*** Block opens ***

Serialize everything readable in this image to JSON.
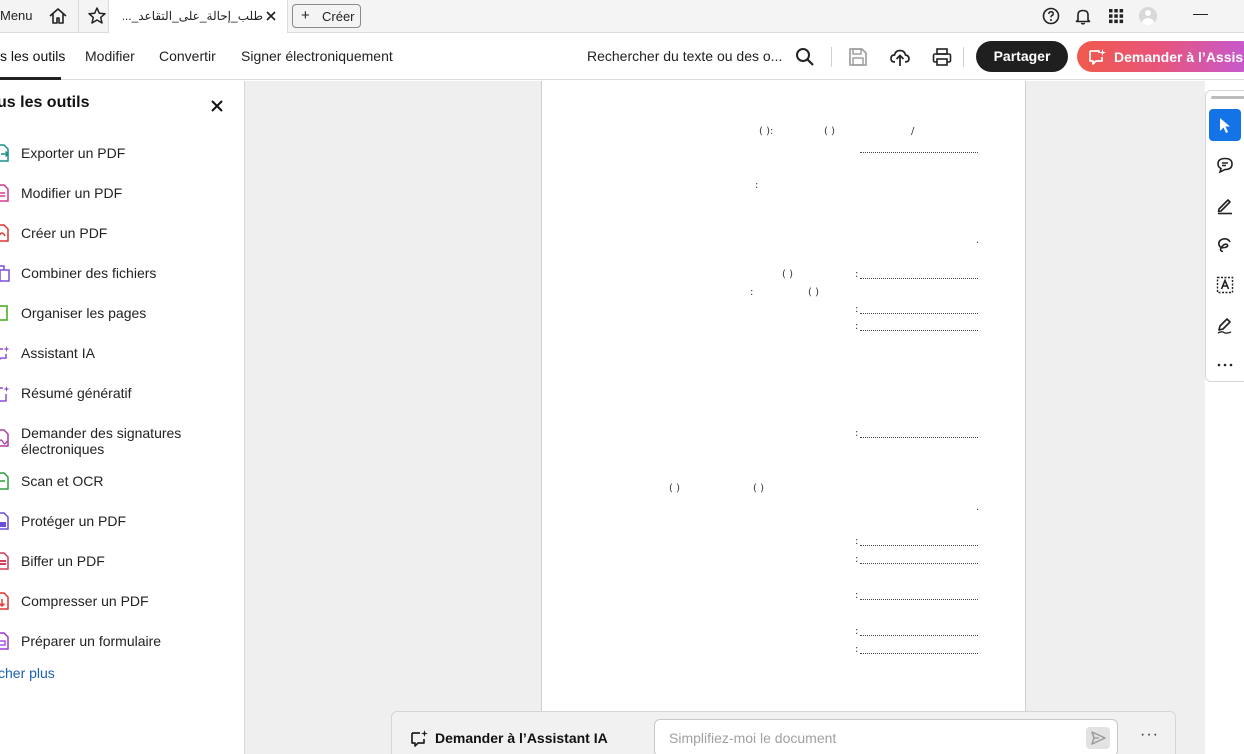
{
  "titlebar": {
    "menu_label": "Menu",
    "tab_title": "طلب_إحالة_على_التقاعد_...",
    "create_label": "Créer"
  },
  "toolbar": {
    "tabs": [
      {
        "label": "s les outils"
      },
      {
        "label": "Modifier"
      },
      {
        "label": "Convertir"
      },
      {
        "label": "Signer électroniquement"
      }
    ],
    "search_text": "Rechercher du texte ou des o...",
    "share_label": "Partager",
    "ai_button_label": "Demander à l’Assis"
  },
  "sidebar": {
    "title": "us les outils",
    "items": [
      {
        "label": "Exporter un PDF",
        "color": "#1a8f8a"
      },
      {
        "label": "Modifier un PDF",
        "color": "#d23c8c"
      },
      {
        "label": "Créer un PDF",
        "color": "#e0332d"
      },
      {
        "label": "Combiner des fichiers",
        "color": "#7b4ddb"
      },
      {
        "label": "Organiser les pages",
        "color": "#4caf2a"
      },
      {
        "label": "Assistant IA",
        "color": "#8c4ddb"
      },
      {
        "label": "Résumé génératif",
        "color": "#8c4ddb"
      },
      {
        "label": "Demander des signatures électroniques",
        "color": "#b03aa8"
      },
      {
        "label": "Scan et OCR",
        "color": "#2e9e3e"
      },
      {
        "label": "Protéger un PDF",
        "color": "#6b4ddb"
      },
      {
        "label": "Biffer un PDF",
        "color": "#d23c5a"
      },
      {
        "label": "Compresser un PDF",
        "color": "#e0332d"
      },
      {
        "label": "Préparer un formulaire",
        "color": "#9b3ad8"
      }
    ],
    "more_label": "cher plus"
  },
  "document": {
    "marks": [
      "(   ):",
      "(   )",
      "/",
      ":",
      ".",
      "(   )",
      ":",
      ":",
      "(   )",
      ":",
      ":",
      ":",
      "(   )",
      "(   )",
      ".",
      ":",
      ":",
      ":",
      ":",
      ":"
    ]
  },
  "aibar": {
    "label": "Demander à l’Assistant IA",
    "placeholder": "Simplifiez-moi le document",
    "more": "···"
  },
  "colors": {
    "accent_blue": "#1473e6",
    "share_bg": "#1f1f1f",
    "ai_gradient_start": "#f05a4c",
    "ai_gradient_end": "#c25ad8"
  }
}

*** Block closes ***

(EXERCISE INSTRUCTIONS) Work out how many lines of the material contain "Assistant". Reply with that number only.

(EXPECTED OUTPUT) 2